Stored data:
Start of Block

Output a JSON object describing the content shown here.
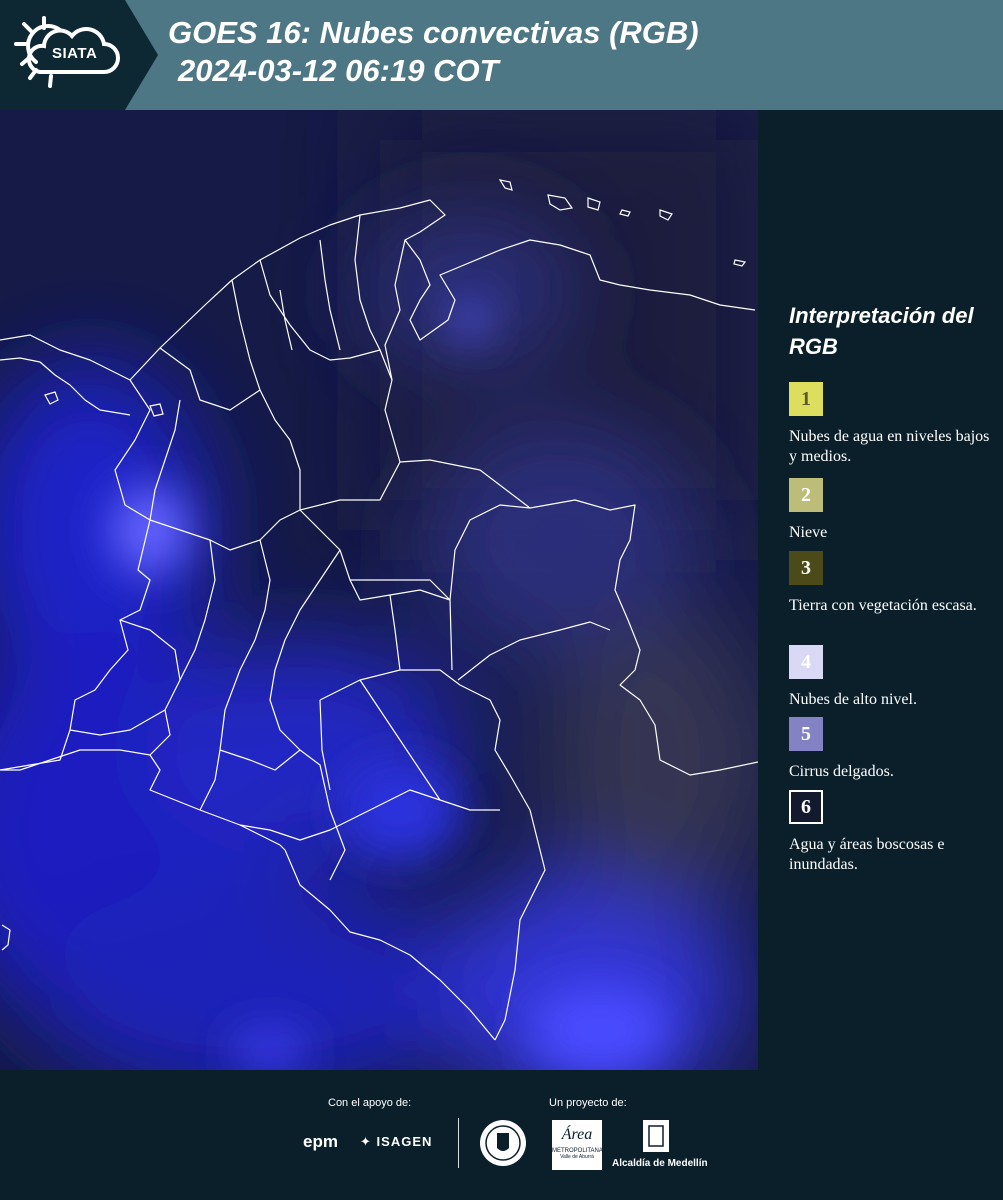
{
  "header": {
    "logo_text": "SIATA",
    "title_line1": "GOES 16: Nubes convectivas (RGB)",
    "title_line2": "2024-03-12 06:19 COT",
    "background_color": "#4d7784"
  },
  "map": {
    "description_icon": "satellite-rgb-map",
    "base_color": "#141a44",
    "cloud_color": "#3d3dff",
    "border_color": "#ffffff"
  },
  "legend": {
    "title": "Interpretación del RGB",
    "items": [
      {
        "number": "1",
        "label": "Nubes de agua en niveles bajos y medios.",
        "color": "#dede5e",
        "text_color": "#5a5a2a"
      },
      {
        "number": "2",
        "label": "Nieve",
        "color": "#bdbc78",
        "text_color": "#ffffff"
      },
      {
        "number": "3",
        "label": "Tierra con vegetación escasa.",
        "color": "#4c4a18",
        "text_color": "#ffffff"
      },
      {
        "number": "4",
        "label": "Nubes de alto nivel.",
        "color": "#d9d8f5",
        "text_color": "#ffffff"
      },
      {
        "number": "5",
        "label": "Cirrus delgados.",
        "color": "#8382c4",
        "text_color": "#ffffff"
      },
      {
        "number": "6",
        "label": "Agua y áreas boscosas e inundadas.",
        "color": "#141a2e",
        "text_color": "#ffffff"
      }
    ]
  },
  "footer": {
    "support_label": "Con el apoyo de:",
    "project_label": "Un proyecto de:",
    "epm": "epm",
    "isagen": "ISAGEN",
    "area_metro": "Área",
    "area_metro_sub": "METROPOLITANA",
    "area_metro_sub2": "Valle de Aburrá",
    "alcaldia": "Alcaldía de Medellín"
  }
}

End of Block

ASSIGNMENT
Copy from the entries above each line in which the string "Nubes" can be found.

SOLUTION TO THE EXERCISE
    "title_line1": "GOES 16: Nubes convectivas (RGB)",
        "label": "Nubes de agua en niveles bajos y medios.",
        "label": "Nubes de alto nivel.",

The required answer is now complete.